What Really Happened with Vista: An Insider’s Retrospective


39 bookmarks. First posted by Werderbach january 2018.


What Really Happened with Vista: An Insider’s Retrospective via Instapaper
9 weeks ago by jiahaog
It was a tradition for Windows team members to sign a poster (in this case an image of the DVD) upon release of a version of Windows. By the time the release…
from instapaper
11 weeks ago by bferg
RT : Ah, antivirus products.
from twitter
12 weeks ago by micktwomey
RT : Ah, antivirus products.
from twitter_favs
12 weeks ago by rtanglao
[Author’s Note: Originally published here, this blog has recently been getting a lot of hits as it was referenced in my recent blog on dogfooding so I decided to republish it on Medium in slightly…
microsoft  history 
12 weeks ago by ehayes
“An organization, sooner or later, ships its org chart as its product ...”
from twitter
12 weeks ago by pfleidi
[Author’s Note: Originally published here, this blog has recently been getting a lot of hits as it was referenced in my recent blog on dogfooding so I decided to republish it on Medium in slightly…
windowsbista  longhorn  programming  history  retro 
12 weeks ago by gilberto5757
I enjoyed reading Terry Crowley’s thoughtful blog (What Really Happened with Vista).

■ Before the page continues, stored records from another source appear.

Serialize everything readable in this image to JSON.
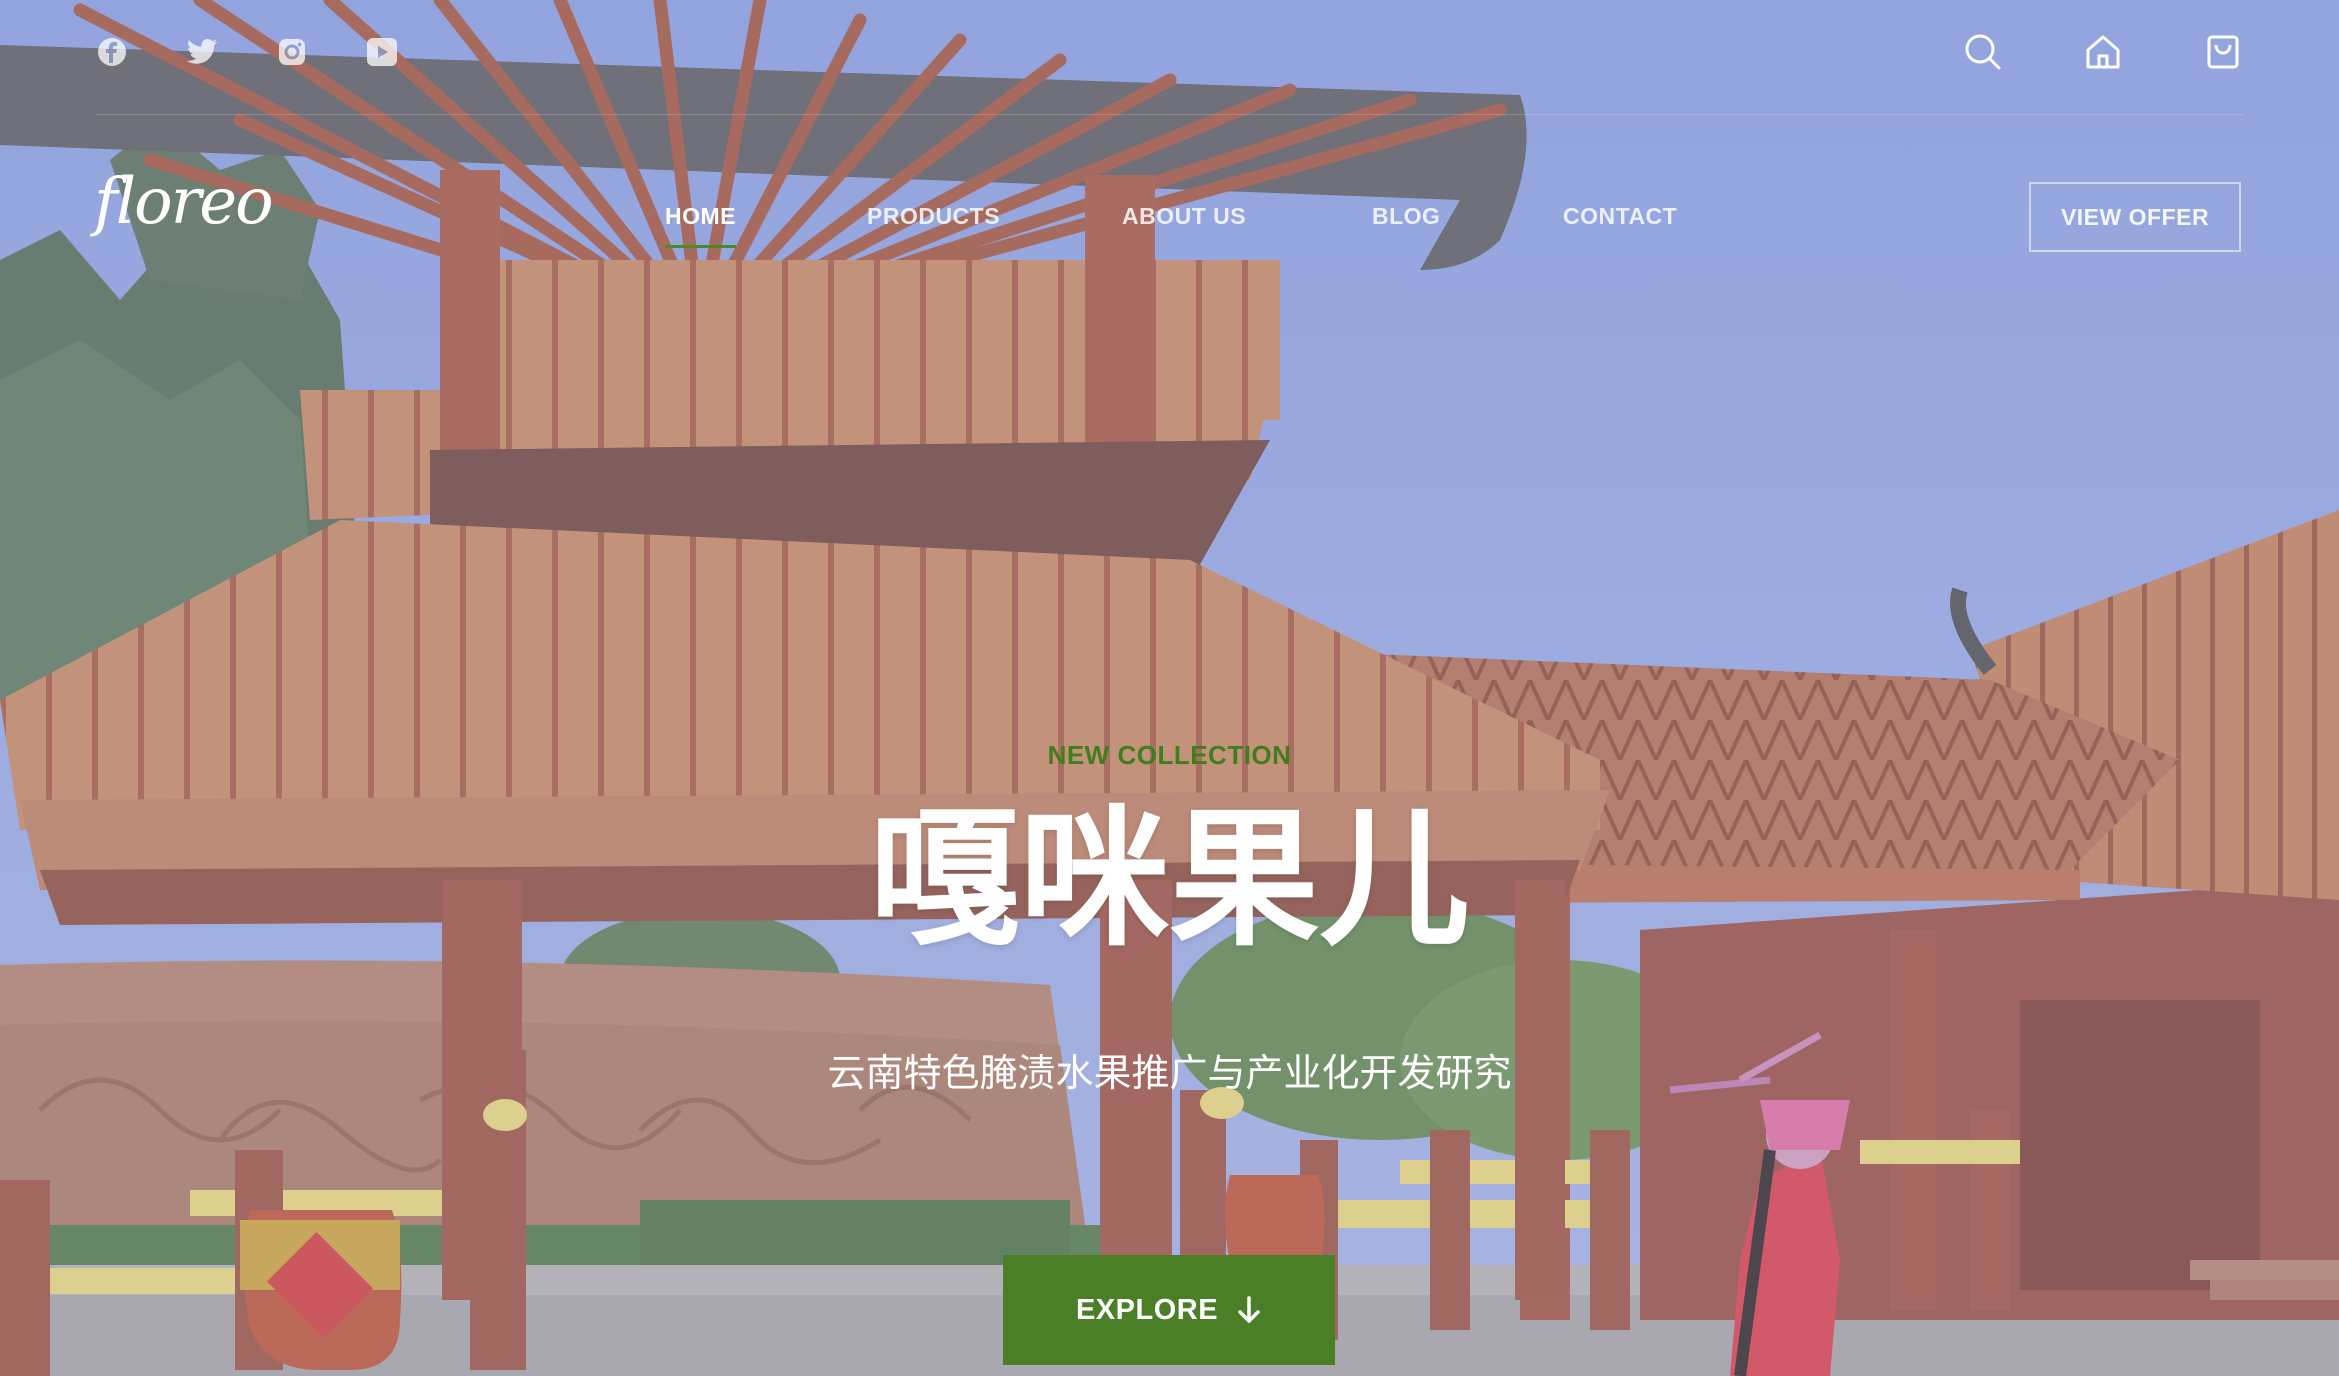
{
  "brand": {
    "logo_text": "floreo"
  },
  "topbar": {
    "socials": [
      "facebook-icon",
      "twitter-icon",
      "instagram-icon",
      "youtube-icon"
    ],
    "utilities": [
      "search-icon",
      "home-icon",
      "shopping-bag-icon"
    ]
  },
  "nav": {
    "items": [
      {
        "label": "HOME",
        "active": true
      },
      {
        "label": "PRODUCTS",
        "active": false
      },
      {
        "label": "ABOUT US",
        "active": false
      },
      {
        "label": "BLOG",
        "active": false
      },
      {
        "label": "CONTACT",
        "active": false
      }
    ],
    "offer_label": "VIEW OFFER"
  },
  "hero": {
    "eyebrow": "NEW COLLECTION",
    "title": "嘎咪果儿",
    "subtitle": "云南特色腌渍水果推广与产业化开发研究",
    "cta_label": "EXPLORE"
  },
  "colors": {
    "accent_green": "#4b7f27",
    "eyebrow_green": "#3f7d1d",
    "sky": "#8fa6ea",
    "roof_orange": "#c87a52",
    "pillar_red": "#9a4f3e"
  }
}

Archive 
january 2018 by matus.tomlein
It was a tradition for Windows team members to sign a poster (in this case an image of the DVD) upon release of a version of Windows. By the time the release…
from instapaper
january 2018 by arubdesu
Given that each team was busy pushing their own agenda and features into the release, they often skimped on integration with other components, user interface, end to end testing, and ugly and tedious issues such as upgrade, leaving these thorny issues for the endgame. That, in turn, meant some teams quickly became bottlenecks as everyone jockeyed for their help in finishing their UI or upgrade testing at the last minute.
...
hy they needed to use approved APIs going forward, that we would no longer support their legacy apps with deep hooks in the Windows kernel — the same ones that hackers were using to attack consumer systems. Our “friends”, the antivirus vendors, turned around and sued us, claiming we were blocking their livelihood and abusing our monopoly power! With friends like that, who needs enemies? They just wanted their old solutions to keep working even if that meant reducing the security of our mutual customer — the very thing they were supposed to be improving
quality  test  windows  nosql  security 
january 2018 by janpeuker
It was a tradition for Windows team members to sign a poster (in this case an image of the DVD) upon release of a version of Windows. By the time the release…
from instapaper
january 2018 by dshack
It was a tradition for Windows team members to sign a poster (in this case an image of the DVD) upon release of a version of Windows. By the time the release…
from instapaper
january 2018 by kohlmannj
What Really Happened with Vista: An Insider’s Retrospective
from twitter
january 2018 by tonyatmatc
It was a tradition for Windows team members to sign a poster (in this case an image of the DVD) upon release of a version of Windows. By the time the release…
from instapaper
january 2018 by jrheard
RT : Illuminating quote from article
from twitter_favs
january 2018 by briantrice
It was a tradition for Windows team members to sign a poster (in this case an image of the DVD) upon release of a version of Windows. By the time the release…
from instapaper
january 2018 by zsoltika
I enjoyed reading Terry Crowley’s thoughtful blog (What Really Happened with Vista). via Pocket
IFTTT  Pocket 
january 2018 by Werderbach